While it is rising, line the bottom of two 9-inch round cake pans (8-inch round should work too, as does an 8-inch square) with parchment paper and butter the sides of the pan and the paper.
Assemble the buns: Scoop dough onto a very well floured surface (trust me, do this) and flour the top of it well. With a rolling pin, roll the dough to an approximately 16×11-inch rectangle. Brush reserved melted/browned butter over dough. Layer the nutella with an offset spatula or a thin butter knife. Stir together remaining filling ingredients and sprinkle mixture evenly over dough. Starting on a longer side, roll the dough into a tight spiral. It’s going to make a mess because the dough is crazy soft and some stuff spills off the ends; don’t panic. It’s just a cinnamon roll.
Here’s how to cut cinnamon rolls without squishing their pretty spirals: With a sharp serrated knife, using absolutely no pressure whatsoever (only the weight of the blade should land on the dough) gently saw your log with a back-forth motion into approximately 1-inch sections.

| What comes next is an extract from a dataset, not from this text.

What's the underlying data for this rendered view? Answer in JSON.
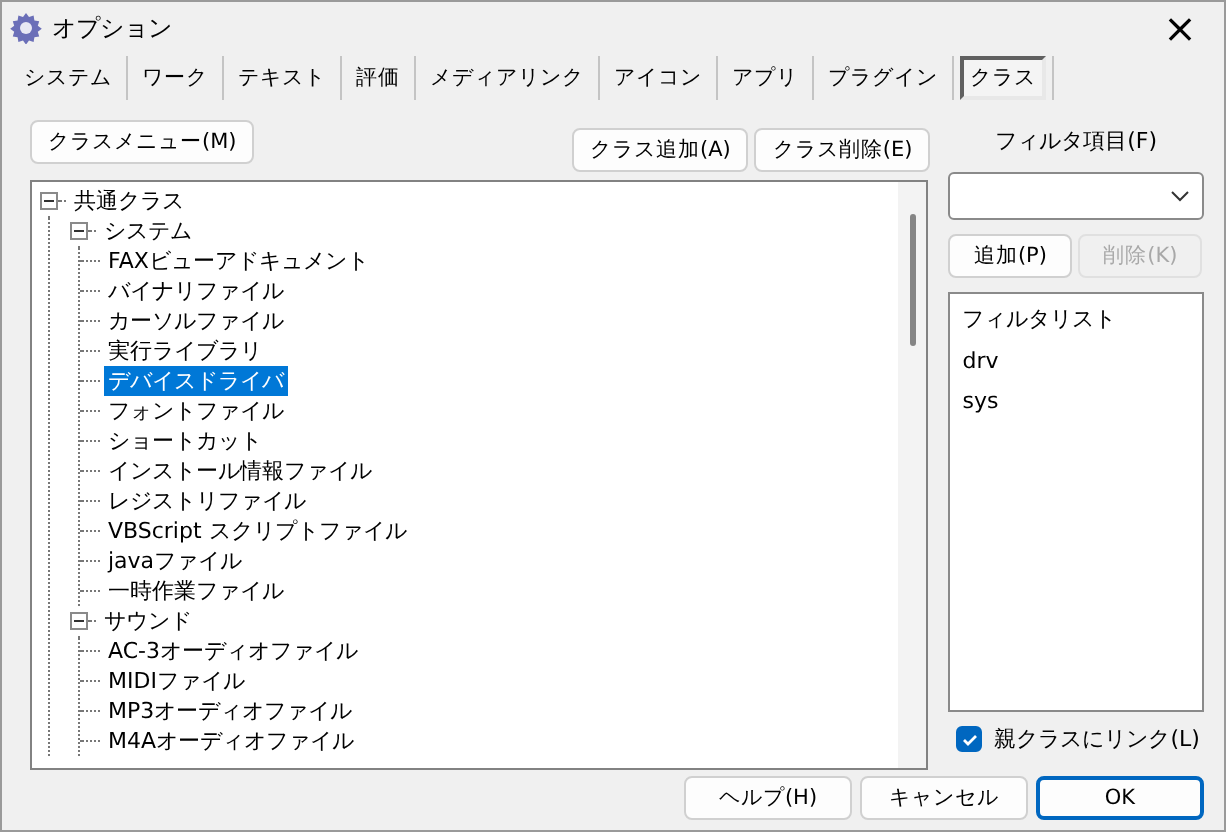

When a soft dough like this is rolled, it tends to grow longer, which means that you’ll have the option to either make more buns (say, 18 instead of 16) or just cut them a little larger (in generous inches).
Divide buns between two prepared pans. You can sprinkle any sugar that fell off onto the counter over them. Cover each pan with plastic wrap and let rise for another 45 minutes.
If you’re doing this ahead of time, you can now put them in the fridge overnight. In the morning, leave them out for an hour to warm up and finish rising.
15 minutes before you’re ready to bake them, heat the oven to 350°F. Meanwhile, you can make the glaze. Beat your cream cheese until it is light and fluffy. Add powdered sugar and vanilla. Drizzle in milk until you get the consistency you’re looking for, either thick enough to ice or thin enough to drizzle.
Bake for 20-25 minutes at 350 and leave on a rack to completely cool before eating (or drizzle the glaze if you fancy)